Monthly Archives: June 2010

Build a Rough Plan for Your Work

Planning is a topic that I find myself coming back to time and time again. I’m asked enough questions about it so I decided to write down some of the answers. Folks who have not had to do any planning are stumped when asked to make a plan. I found that planning can be rather intimidating until you start with writing down what are the deliverables and what is the time frame. This will get your thinking started in the right direction. This and upcoming notes are here to help you get started on planning your own work.

Consider this scenario: you get assigned to a project, but instead of being the one you dreaded, this is one that you are excited about! The technical lead held an effective iteration kick-off meeting. You picked up work on a couple of features that you thought were really cool. You are expected to make a commitment to deliver the features at the end of the two-week iteration. Can you do it? How sure are you? How do you begin to build a plan for your work?

The first step is to decide how much time you can afford to spend on each feature.

  1. Kickoff (1 day)
  2. First feature (4 days)
  3. Second feature (4 days)
  4. Wrap up and demo (1 day)

Next, estimate how you intend to spend the 4 days you budgeted for each feature. You must think of your time as money. Spend it well. Let’s suppose that your technical lead had done a good job coming up with granular features, and you can indeed implement each feature in 2-4 days. Here is how you can “spend” your time during the iteration:

  1. Iteration kick-off meeting (1/2 day)
  2. Plan the iteration (1/2 day)
  3. Design the first feature (1 day)
  4. Implement the first feature (1 1/2 days)
  5. Test the first feature (1/2 days)
  6. Prototype the second feature (1 day)
  7. Design the second feature (1/2 day)
  8. Implement the second feature (1 1/2 days)}
  9. Test the second feature (1/2 day)
  10. Fix the defects found in integration & system test (1 day)
  11. Demo the iteration results to the team. (1/2 day)
  12. Buffer (1 day)

That’s it. This is your rough plan for the iteration. If you wish, you can call this a time budget and not a plan. If you are to deliver the features at the end of the two weeks, this is all the time you have. The key point is that this plan, even with its limited details, shows you what time can you afford to spend on each feature. The presence of the buffer in your plan is the clearest acknowledgment that you don’t yet know enough. When new things come about, you won’t have to replan your entire plan. You can just eat into your buffer. However, once your buffer gets exhausted, then you need to rework your plan.

Looking at this plan you might think that you won’t be looking at times at both features. That should not be the case, especially if they are related. It just means that now you have a way to get the work started. As you get into the details of the work, you will refine this plan. For ideas on how to move forward take a look at What do you know? and Guidelines for Detailed Planning. There are many other aspects of planning, e.g. getting some data on how you are doing, and how to improve your planning skills. For now though, just get started. As the old Chinese proverb puts it:

The one thousand mile journey starts with the first step.”

Ready!

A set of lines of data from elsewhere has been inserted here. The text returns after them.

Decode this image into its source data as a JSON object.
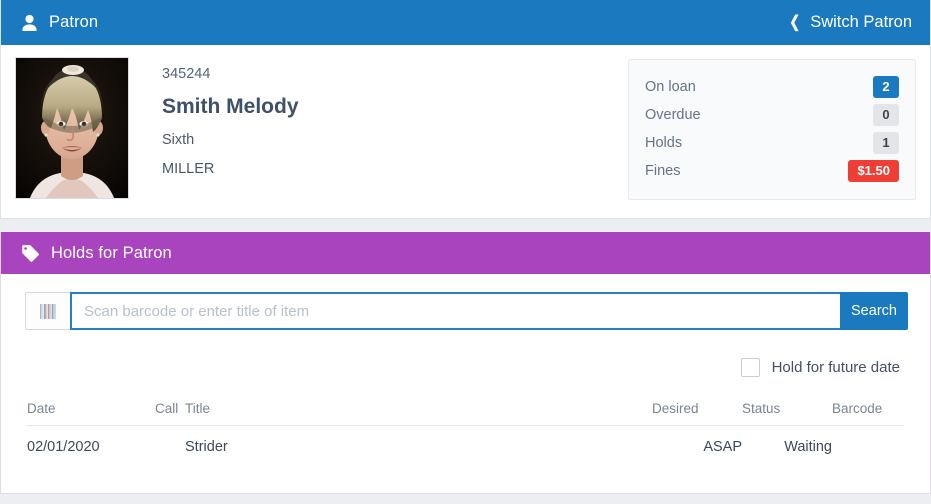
{
  "colors": {
    "header_blue": "#1b79bf",
    "header_purple": "#a844be",
    "page_background": "#eceef2",
    "badge_red": "#ef3e36",
    "badge_grey": "#e3e5e9",
    "input_focus_border": "#2a7fc4"
  },
  "patron_panel": {
    "title": "Patron",
    "person_icon": "person-icon",
    "switch_label": "Switch Patron",
    "switch_chevron_icon": "chevron-left-icon",
    "avatar_alt": "patron-photo",
    "patron_id": "345244",
    "patron_name": "Smith Melody",
    "grade": "Sixth",
    "school": "MILLER",
    "stats": [
      {
        "label": "On loan",
        "value": "2",
        "style": "blue"
      },
      {
        "label": "Overdue",
        "value": "0",
        "style": "grey"
      },
      {
        "label": "Holds",
        "value": "1",
        "style": "grey"
      },
      {
        "label": "Fines",
        "value": "$1.50",
        "style": "red"
      }
    ]
  },
  "holds_panel": {
    "title": "Holds for Patron",
    "tag_icon": "tag-icon",
    "search": {
      "barcode_icon": "barcode-icon",
      "placeholder": "Scan barcode or enter title of item",
      "value": "",
      "button_label": "Search"
    },
    "future_date": {
      "label": "Hold for future date",
      "checked": false
    },
    "table": {
      "columns": [
        "Date",
        "Call",
        "Title",
        "Desired",
        "Status",
        "Barcode"
      ],
      "rows": [
        {
          "date": "02/01/2020",
          "call": "",
          "title": "Strider",
          "desired": "ASAP",
          "status": "Waiting",
          "barcode": ""
        }
      ]
    }
  }
}
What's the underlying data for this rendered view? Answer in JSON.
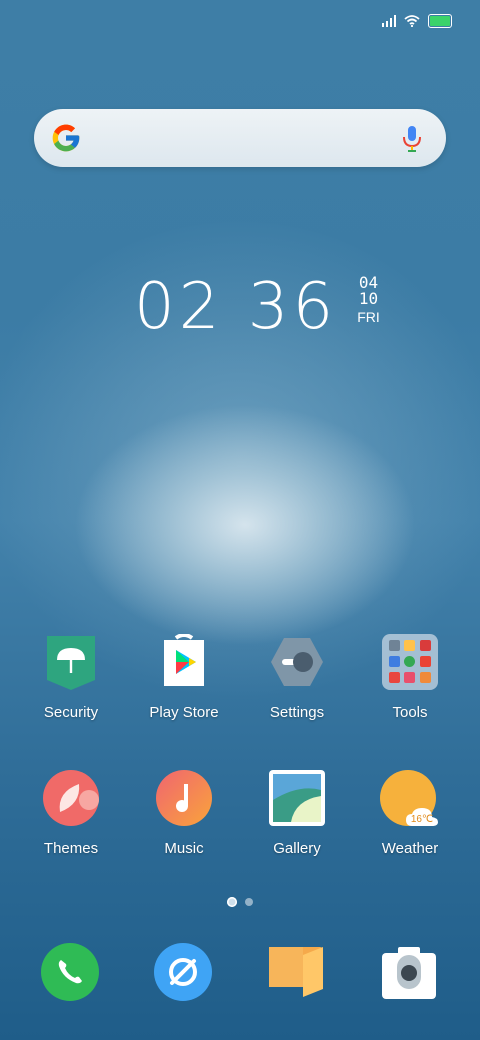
{
  "status_bar": {
    "battery_color": "#3bd36a"
  },
  "search": {
    "logo": "google-g-icon",
    "voice": "mic-icon"
  },
  "clock": {
    "time": "02 36",
    "month": "04",
    "day": "10",
    "weekday": "FRI"
  },
  "home_row1": [
    {
      "label": "Security",
      "icon": "umbrella-shield-icon",
      "color": "#2ea57f"
    },
    {
      "label": "Play Store",
      "icon": "play-store-icon",
      "color": "#ffffff"
    },
    {
      "label": "Settings",
      "icon": "settings-hexagon-icon",
      "color": "#7f96a8"
    },
    {
      "label": "Tools",
      "icon": "folder-icon",
      "color": "#9fb3c4"
    }
  ],
  "home_row2": [
    {
      "label": "Themes",
      "icon": "themes-icon",
      "color": "#f06a68"
    },
    {
      "label": "Music",
      "icon": "music-note-icon",
      "color": "#f7873f"
    },
    {
      "label": "Gallery",
      "icon": "gallery-icon",
      "color": "#3a9c86"
    },
    {
      "label": "Weather",
      "icon": "weather-sun-icon",
      "color": "#f6b13c",
      "temp": "16℃"
    }
  ],
  "page_indicator": {
    "pages": 2,
    "current": 1
  },
  "dock": [
    {
      "name": "phone",
      "icon": "phone-icon",
      "color": "#2fbb55"
    },
    {
      "name": "browser",
      "icon": "compass-icon",
      "color": "#3fa4f5"
    },
    {
      "name": "notes",
      "icon": "notes-icon",
      "color": "#f5a94b"
    },
    {
      "name": "camera",
      "icon": "camera-icon",
      "color": "#ffffff"
    }
  ]
}
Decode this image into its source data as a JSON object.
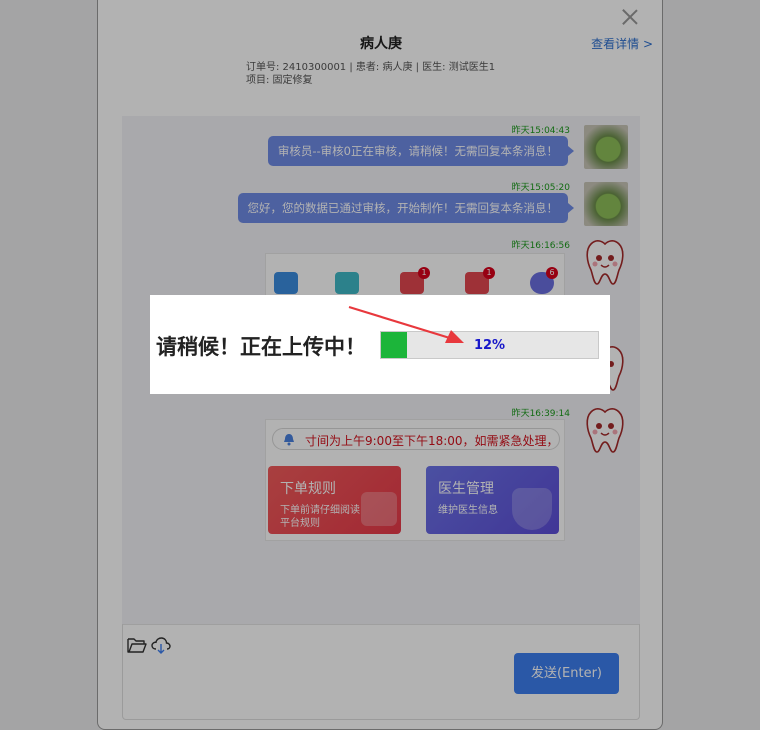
{
  "dialog": {
    "title": "病人庚",
    "detail_link": "查看详情 >",
    "order_line": "订单号: 2410300001 | 患者:  病人庚  | 医生:  测试医生1",
    "project_line": "项目:  固定修复"
  },
  "messages": [
    {
      "time": "昨天15:04:43",
      "text": "审核员--审核0正在审核，请稍候！无需回复本条消息！"
    },
    {
      "time": "昨天15:05:20",
      "text": "您好，您的数据已通过审核，开始制作！无需回复本条消息！"
    },
    {
      "time": "昨天16:16:56",
      "text": ""
    },
    {
      "time": "昨天16:39:14",
      "text": ""
    }
  ],
  "app_icons": [
    {
      "name": "mail-icon",
      "color": "#3b8de0",
      "badge": ""
    },
    {
      "name": "document-icon",
      "color": "#3fb9c8",
      "badge": ""
    },
    {
      "name": "calendar-icon",
      "color": "#e2474f",
      "badge": "1"
    },
    {
      "name": "check-icon",
      "color": "#e2474f",
      "badge": "1"
    },
    {
      "name": "shield-icon",
      "color": "#6b6fe0",
      "badge": "6"
    }
  ],
  "notice": {
    "text": "寸间为上午9:00至下午18:00，如需紧急处理，"
  },
  "tiles": [
    {
      "title": "下单规则",
      "sub1": "下单前请仔细阅读",
      "sub2": "平台规则"
    },
    {
      "title": "医生管理",
      "sub1": "维护医生信息",
      "sub2": ""
    }
  ],
  "input": {
    "send_label": "发送(Enter)"
  },
  "loading": {
    "text": "请稍候！正在上传中！",
    "progress_label": "12%",
    "progress_fraction": 0.12
  },
  "colors": {
    "accent": "#3d7ef0",
    "bubble": "#6f8be6",
    "timestamp": "#1c9a1c",
    "progress": "#1cb53a",
    "arrow": "#e8383d"
  }
}
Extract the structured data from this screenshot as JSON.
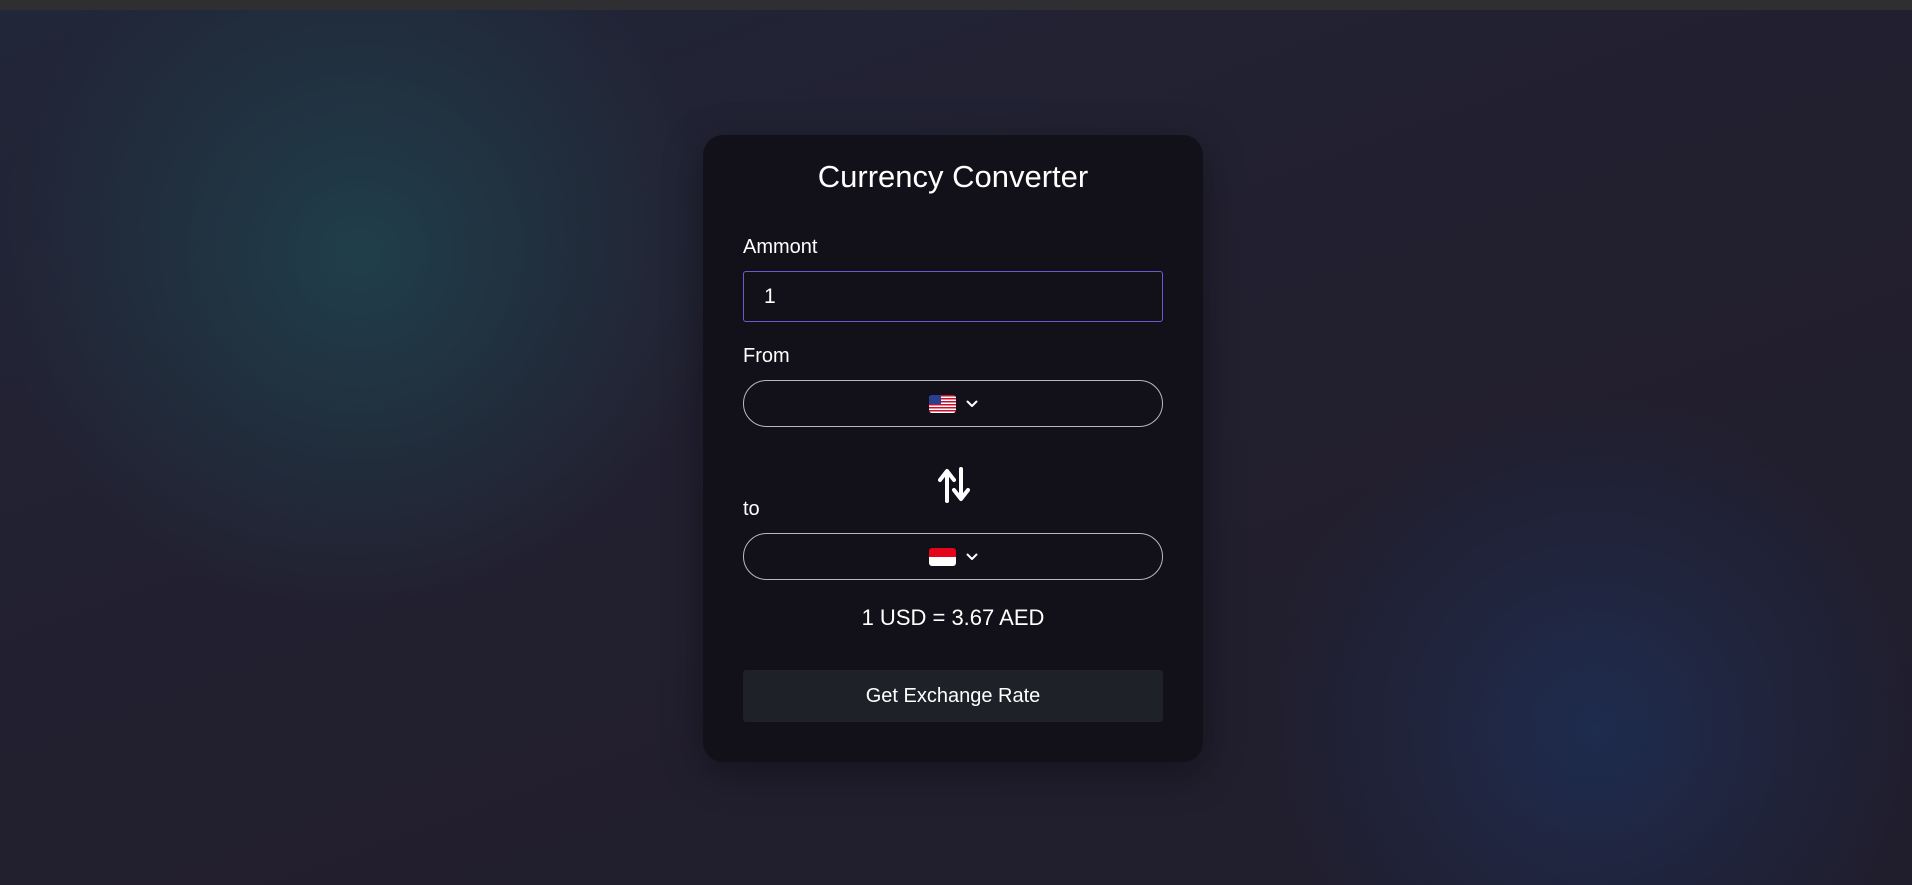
{
  "converter": {
    "title": "Currency Converter",
    "amount_label": "Ammont",
    "amount_value": "1",
    "from_label": "From",
    "from_flag": "us-flag-icon",
    "to_label": "to",
    "to_flag": "indonesia-flag-icon",
    "swap_icon": "swap-arrows-icon",
    "chevron_icon": "chevron-down-icon",
    "rate_text": "1 USD = 3.67 AED",
    "button_label": "Get Exchange Rate"
  },
  "colors": {
    "background": "#1f1e2b",
    "card": "#12111a",
    "input_border_focus": "#6c5ad1",
    "button": "#1f2128",
    "text": "#ffffff"
  }
}
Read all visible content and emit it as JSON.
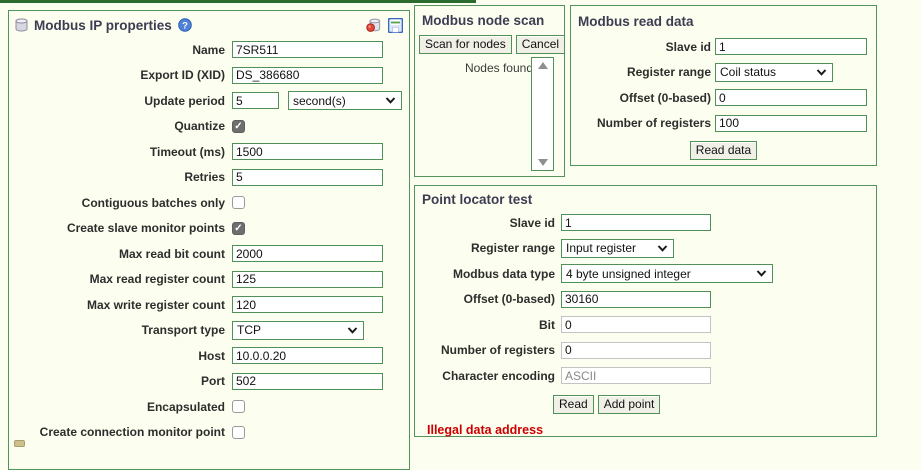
{
  "colors": {
    "panel_border": "#55935c",
    "input_border": "#4f9158",
    "title_text": "#3c3c52",
    "error_text": "#cc0000",
    "page_background": "#fcfeef",
    "checkbox_checked": "#6e6e6e"
  },
  "ip_properties": {
    "title": "Modbus IP properties",
    "rows": [
      {
        "label": "Name",
        "value": "7SR511"
      },
      {
        "label": "Export ID (XID)",
        "value": "DS_386680"
      },
      {
        "label": "Update period",
        "value": "5",
        "unit": "second(s)"
      },
      {
        "label": "Quantize",
        "checked": true
      },
      {
        "label": "Timeout (ms)",
        "value": "1500"
      },
      {
        "label": "Retries",
        "value": "5"
      },
      {
        "label": "Contiguous batches only",
        "checked": false
      },
      {
        "label": "Create slave monitor points",
        "checked": true
      },
      {
        "label": "Max read bit count",
        "value": "2000"
      },
      {
        "label": "Max read register count",
        "value": "125"
      },
      {
        "label": "Max write register count",
        "value": "120"
      },
      {
        "label": "Transport type",
        "value": "TCP"
      },
      {
        "label": "Host",
        "value": "10.0.0.20"
      },
      {
        "label": "Port",
        "value": "502"
      },
      {
        "label": "Encapsulated",
        "checked": false
      },
      {
        "label": "Create connection monitor point",
        "checked": false
      }
    ]
  },
  "node_scan": {
    "title": "Modbus node scan",
    "scan_label": "Scan for nodes",
    "cancel_label": "Cancel",
    "nodes_found_label": "Nodes found"
  },
  "read_data": {
    "title": "Modbus read data",
    "slave_id": {
      "label": "Slave id",
      "value": "1"
    },
    "register_range": {
      "label": "Register range",
      "value": "Coil status"
    },
    "offset": {
      "label": "Offset (0-based)",
      "value": "0"
    },
    "num_registers": {
      "label": "Number of registers",
      "value": "100"
    },
    "read_button": "Read data"
  },
  "point_locator": {
    "title": "Point locator test",
    "slave_id": {
      "label": "Slave id",
      "value": "1"
    },
    "register_range": {
      "label": "Register range",
      "value": "Input register"
    },
    "data_type": {
      "label": "Modbus data type",
      "value": "4 byte unsigned integer"
    },
    "offset": {
      "label": "Offset (0-based)",
      "value": "30160"
    },
    "bit": {
      "label": "Bit",
      "value": "0"
    },
    "num_registers": {
      "label": "Number of registers",
      "value": "0"
    },
    "encoding": {
      "label": "Character encoding",
      "value": "ASCII"
    },
    "read_button": "Read",
    "add_button": "Add point",
    "error": "Illegal data address"
  },
  "icons": {
    "datasource": "database-icon",
    "help": "help-icon",
    "disable": "disable-datasource-icon",
    "save": "save-icon",
    "chevron": "chevron-down-icon",
    "scroll_up": "scroll-up-icon",
    "scroll_down": "scroll-down-icon"
  }
}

Set! Plan!

Understanding a Software System

The need to understand a software system comes up many times during the career of a software professional. A common situation is that you have just been assigned to a new software project. You’ll be working on a system that is unknown to you. Your first task is to fix a defect. Where do you start?

Undoubtedly, you first have to understand the system, or at least understand a portion of the system that you have to modify. Without understanding the system your changes will result in new defects. Here is how to get started:

  1. Identify which use case is affected by the defect. The defect report should give you a lot of clues about this. If a written use case doesn’t exist, then write it. Expand out those areas of the use case where the defect is. Ask folks who worked on the system to review the use case that you wrote. At least ask some of your peers to review it.
  2. Draw a block diagram of the system. Start with the externally identifiable structure. Are there any libraries, packages, modules of code that stand alone? Draw a rectangle for each module. Draw a line between them for each dependency that you find. Have a peer review this for you as well.
  3. Draw a sequence diagram for key interactions from the use case. Of special interest are initialization sequences, the action sequence of the use case that has the defect, and any interrupt or service request sequences that might influence the action sequence’s outcome. Walk a peer through the sequence diagrams and see if they find anything missing from them.
  4. Identify which modules of the software system are involved in the use case. Identify the source files that belong to those modules. Look through the files, assess their sizes, and see how long will it take for you to grasp them. You can review code at about 200 lines of code per hour, so it will take you about 5 hours to understand 1,000 lines of code, or about 25 printed pages.
  5. Identify the most likely parts that you will be working on. What files will you have to change? Ensure that you can check those out of the revision control system. Setup a private branch for your fix to avoid disturbing other people’s work.

By capturing a use case, a system diagram, and a few sequence diagrams you are well on your way toward understanding the system. These artifacts help you identify the root cause of the defect as well as provide you the starting point to devise and implement a fix. There is more to understanding a system, but this is the minimum in order to improve your odds of success!